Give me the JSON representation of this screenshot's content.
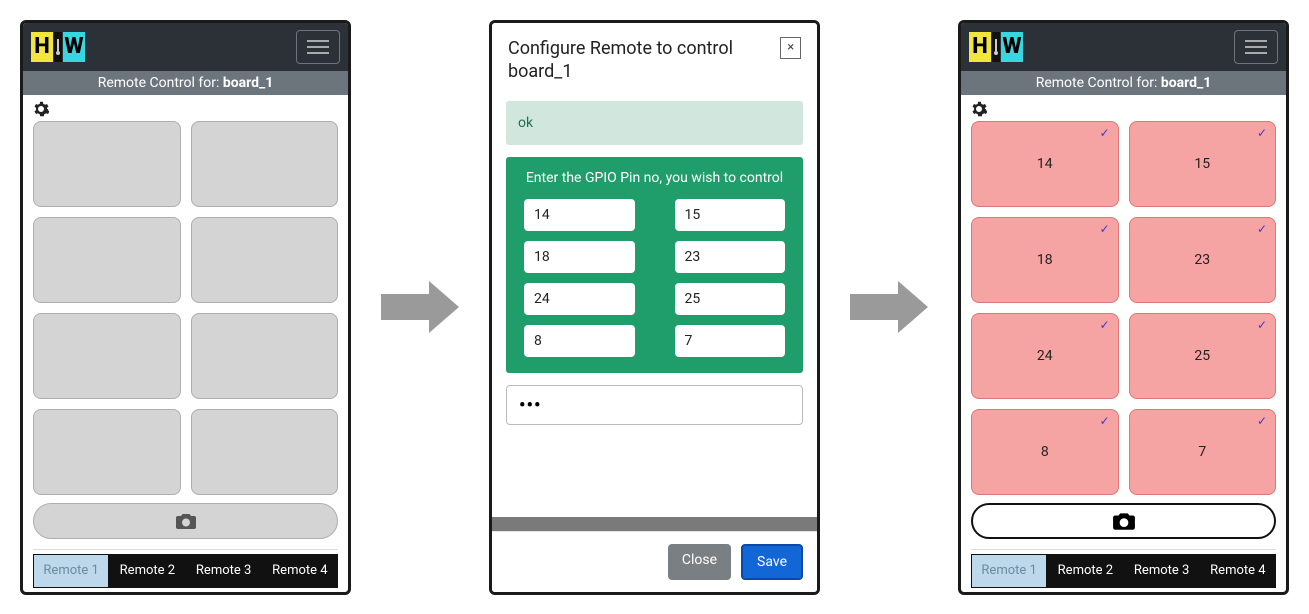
{
  "screen1": {
    "subheader_prefix": "Remote Control for: ",
    "subheader_board": "board_1",
    "tabs": [
      "Remote 1",
      "Remote 2",
      "Remote 3",
      "Remote 4"
    ]
  },
  "modal": {
    "title": "Configure Remote to control board_1",
    "status": "ok",
    "instruction": "Enter the GPIO Pin no, you wish to control",
    "pins": [
      "14",
      "15",
      "18",
      "23",
      "24",
      "25",
      "8",
      "7"
    ],
    "dots": "•••",
    "close_label": "Close",
    "save_label": "Save"
  },
  "screen3": {
    "subheader_prefix": "Remote Control for: ",
    "subheader_board": "board_1",
    "buttons": [
      "14",
      "15",
      "18",
      "23",
      "24",
      "25",
      "8",
      "7"
    ],
    "tabs": [
      "Remote 1",
      "Remote 2",
      "Remote 3",
      "Remote 4"
    ]
  }
}
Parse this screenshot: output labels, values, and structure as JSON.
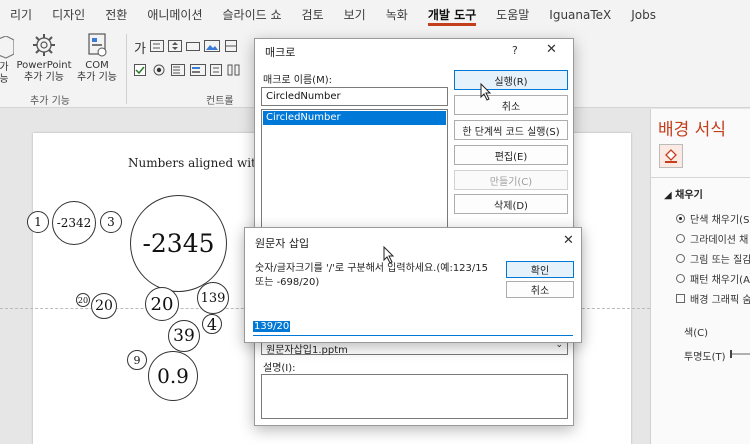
{
  "ribbon_tabs": [
    "리기",
    "디자인",
    "전환",
    "애니메이션",
    "슬라이드 쇼",
    "검토",
    "보기",
    "녹화",
    "개발 도구",
    "도움말",
    "IguanaTeX",
    "Jobs"
  ],
  "ribbon": {
    "addins_partial_line1": "가",
    "addins_partial_line2": "능",
    "powerpoint_addins_line1": "PowerPoint",
    "powerpoint_addins_line2": "추가 기능",
    "com_addins_line1": "COM",
    "com_addins_line2": "추가 기능",
    "group_addins": "추가 기능",
    "group_controls": "컨트롤",
    "control_text_glyph": "가"
  },
  "slide": {
    "title_visible": "Numbers aligned with",
    "numbers": {
      "n1": "1",
      "n2": "-2342",
      "n3": "3",
      "big": "-2345",
      "n20sup": "20",
      "n20a": "20",
      "n20b": "20",
      "n139": "139",
      "n4": "4",
      "n39": "39",
      "n9": "9",
      "n09": "0.9"
    }
  },
  "format_pane": {
    "title": "배경 서식",
    "section_fill": "채우기",
    "opt_solid": "단색 채우기(S",
    "opt_gradient": "그라데이션 채",
    "opt_picture": "그림 또는 질감",
    "opt_pattern": "패턴 채우기(A",
    "chk_hide": "배경 그래픽 숨",
    "color_label": "색(C)",
    "transparency_label": "투명도(T)"
  },
  "macro_dialog": {
    "title": "매크로",
    "help": "?",
    "close": "✕",
    "name_label": "매크로 이름(M):",
    "name_value": "CircledNumber",
    "list_items": [
      "CircledNumber"
    ],
    "btn_run": "실행(R)",
    "btn_cancel": "취소",
    "btn_step": "한 단계씩 코드 실행(S)",
    "btn_edit": "편집(E)",
    "btn_create": "만들기(C)",
    "btn_delete": "삭제(D)",
    "macro_in_value": "원문자삽입1.pptm",
    "desc_label": "설명(I):"
  },
  "input_dialog": {
    "title": "원문자 삽입",
    "close": "✕",
    "prompt": "숫자/글자크기를 '/'로 구분해서 입력하세요.(예:123/15 또는 -698/20)",
    "btn_ok": "확인",
    "btn_cancel": "취소",
    "value": "139/20"
  },
  "colors": {
    "accent": "#c43e1c",
    "selection": "#0078d7"
  }
}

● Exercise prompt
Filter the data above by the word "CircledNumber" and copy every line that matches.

● Completed task
    "name_value": "CircledNumber",
      "CircledNumber"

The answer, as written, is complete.